→ **TASK TO CARRY OUT**: Retype the complete listing without any change.

*** Block opens ***

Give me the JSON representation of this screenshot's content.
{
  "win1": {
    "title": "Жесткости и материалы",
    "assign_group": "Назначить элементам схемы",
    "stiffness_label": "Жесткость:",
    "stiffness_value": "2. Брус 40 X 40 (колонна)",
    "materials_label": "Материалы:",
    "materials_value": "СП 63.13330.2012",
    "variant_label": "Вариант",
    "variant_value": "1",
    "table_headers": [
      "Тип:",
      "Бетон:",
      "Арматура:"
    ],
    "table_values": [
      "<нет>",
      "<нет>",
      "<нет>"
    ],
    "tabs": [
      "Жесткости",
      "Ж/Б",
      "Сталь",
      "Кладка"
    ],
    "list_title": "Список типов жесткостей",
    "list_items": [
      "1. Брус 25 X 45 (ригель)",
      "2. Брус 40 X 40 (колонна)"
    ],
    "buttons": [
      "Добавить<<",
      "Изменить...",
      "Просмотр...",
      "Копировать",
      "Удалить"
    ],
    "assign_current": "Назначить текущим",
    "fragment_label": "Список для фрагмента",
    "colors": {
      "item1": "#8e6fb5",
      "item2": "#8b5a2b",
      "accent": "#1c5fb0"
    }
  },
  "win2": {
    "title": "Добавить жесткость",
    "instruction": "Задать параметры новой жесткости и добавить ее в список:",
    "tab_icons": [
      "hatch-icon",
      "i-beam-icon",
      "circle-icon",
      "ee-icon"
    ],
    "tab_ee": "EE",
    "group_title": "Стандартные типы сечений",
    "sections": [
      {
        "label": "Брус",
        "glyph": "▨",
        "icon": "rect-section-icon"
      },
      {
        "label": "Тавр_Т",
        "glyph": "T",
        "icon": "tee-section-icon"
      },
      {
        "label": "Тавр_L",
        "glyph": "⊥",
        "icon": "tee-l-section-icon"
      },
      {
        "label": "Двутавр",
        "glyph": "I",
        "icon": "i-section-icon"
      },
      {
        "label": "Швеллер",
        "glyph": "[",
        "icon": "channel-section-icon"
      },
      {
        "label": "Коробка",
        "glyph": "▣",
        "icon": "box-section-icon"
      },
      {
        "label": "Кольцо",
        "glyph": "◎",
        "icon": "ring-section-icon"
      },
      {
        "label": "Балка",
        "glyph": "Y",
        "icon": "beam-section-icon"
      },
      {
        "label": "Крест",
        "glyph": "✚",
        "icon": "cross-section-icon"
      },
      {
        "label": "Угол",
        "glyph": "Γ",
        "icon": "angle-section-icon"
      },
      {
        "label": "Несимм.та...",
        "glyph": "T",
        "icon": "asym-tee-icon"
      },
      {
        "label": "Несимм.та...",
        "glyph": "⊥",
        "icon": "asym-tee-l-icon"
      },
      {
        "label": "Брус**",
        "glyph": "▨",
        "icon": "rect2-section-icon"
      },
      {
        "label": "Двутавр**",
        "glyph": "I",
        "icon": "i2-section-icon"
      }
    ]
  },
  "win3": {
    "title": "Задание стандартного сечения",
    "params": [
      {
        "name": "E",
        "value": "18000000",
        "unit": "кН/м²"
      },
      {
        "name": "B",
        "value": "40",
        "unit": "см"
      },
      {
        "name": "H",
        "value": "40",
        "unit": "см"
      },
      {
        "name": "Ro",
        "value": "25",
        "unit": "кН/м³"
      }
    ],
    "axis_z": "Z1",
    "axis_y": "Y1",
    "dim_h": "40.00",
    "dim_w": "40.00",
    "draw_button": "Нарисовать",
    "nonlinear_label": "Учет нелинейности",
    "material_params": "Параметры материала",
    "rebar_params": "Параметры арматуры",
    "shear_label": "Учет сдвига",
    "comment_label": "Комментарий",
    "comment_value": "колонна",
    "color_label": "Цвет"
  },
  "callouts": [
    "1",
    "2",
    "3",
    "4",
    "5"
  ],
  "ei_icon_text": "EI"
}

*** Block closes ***

→ **RESULT OF THE EXERCISE**:
Give me the JSON representation of this screenshot's content.
{
  "win1": {
    "title": "Жесткости и материалы",
    "assign_group": "Назначить элементам схемы",
    "stiffness_label": "Жесткость:",
    "stiffness_value": "2. Брус 40 X 40 (колонна)",
    "materials_label": "Материалы:",
    "materials_value": "СП 63.13330.2012",
    "variant_label": "Вариант",
    "variant_value": "1",
    "table_headers": [
      "Тип:",
      "Бетон:",
      "Арматура:"
    ],
    "table_values": [
      "<нет>",
      "<нет>",
      "<нет>"
    ],
    "tabs": [
      "Жесткости",
      "Ж/Б",
      "Сталь",
      "Кладка"
    ],
    "list_title": "Список типов жесткостей",
    "list_items": [
      "1. Брус 25 X 45 (ригель)",
      "2. Брус 40 X 40 (колонна)"
    ],
    "buttons": [
      "Добавить<<",
      "Изменить...",
      "Просмотр...",
      "Копировать",
      "Удалить"
    ],
    "assign_current": "Назначить текущим",
    "fragment_label": "Список для фрагмента",
    "colors": {
      "item1": "#8e6fb5",
      "item2": "#8b5a2b",
      "accent": "#1c5fb0"
    }
  },
  "win2": {
    "title": "Добавить жесткость",
    "instruction": "Задать параметры новой жесткости и добавить ее в список:",
    "tab_icons": [
      "hatch-icon",
      "i-beam-icon",
      "circle-icon",
      "ee-icon"
    ],
    "tab_ee": "EE",
    "group_title": "Стандартные типы сечений",
    "sections": [
      {
        "label": "Брус",
        "glyph": "▨",
        "icon": "rect-section-icon"
      },
      {
        "label": "Тавр_Т",
        "glyph": "T",
        "icon": "tee-section-icon"
      },
      {
        "label": "Тавр_L",
        "glyph": "⊥",
        "icon": "tee-l-section-icon"
      },
      {
        "label": "Двутавр",
        "glyph": "I",
        "icon": "i-section-icon"
      },
      {
        "label": "Швеллер",
        "glyph": "[",
        "icon": "channel-section-icon"
      },
      {
        "label": "Коробка",
        "glyph": "▣",
        "icon": "box-section-icon"
      },
      {
        "label": "Кольцо",
        "glyph": "◎",
        "icon": "ring-section-icon"
      },
      {
        "label": "Балка",
        "glyph": "Y",
        "icon": "beam-section-icon"
      },
      {
        "label": "Крест",
        "glyph": "✚",
        "icon": "cross-section-icon"
      },
      {
        "label": "Угол",
        "glyph": "Γ",
        "icon": "angle-section-icon"
      },
      {
        "label": "Несимм.та...",
        "glyph": "T",
        "icon": "asym-tee-icon"
      },
      {
        "label": "Несимм.та...",
        "glyph": "⊥",
        "icon": "asym-tee-l-icon"
      },
      {
        "label": "Брус**",
        "glyph": "▨",
        "icon": "rect2-section-icon"
      },
      {
        "label": "Двутавр**",
        "glyph": "I",
        "icon": "i2-section-icon"
      }
    ]
  },
  "win3": {
    "title": "Задание стандартного сечения",
    "params": [
      {
        "name": "E",
        "value": "18000000",
        "unit": "кН/м²"
      },
      {
        "name": "B",
        "value": "40",
        "unit": "см"
      },
      {
        "name": "H",
        "value": "40",
        "unit": "см"
      },
      {
        "name": "Ro",
        "value": "25",
        "unit": "кН/м³"
      }
    ],
    "axis_z": "Z1",
    "axis_y": "Y1",
    "dim_h": "40.00",
    "dim_w": "40.00",
    "draw_button": "Нарисовать",
    "nonlinear_label": "Учет нелинейности",
    "material_params": "Параметры материала",
    "rebar_params": "Параметры арматуры",
    "shear_label": "Учет сдвига",
    "comment_label": "Комментарий",
    "comment_value": "колонна",
    "color_label": "Цвет"
  },
  "callouts": [
    "1",
    "2",
    "3",
    "4",
    "5"
  ],
  "ei_icon_text": "EI"
}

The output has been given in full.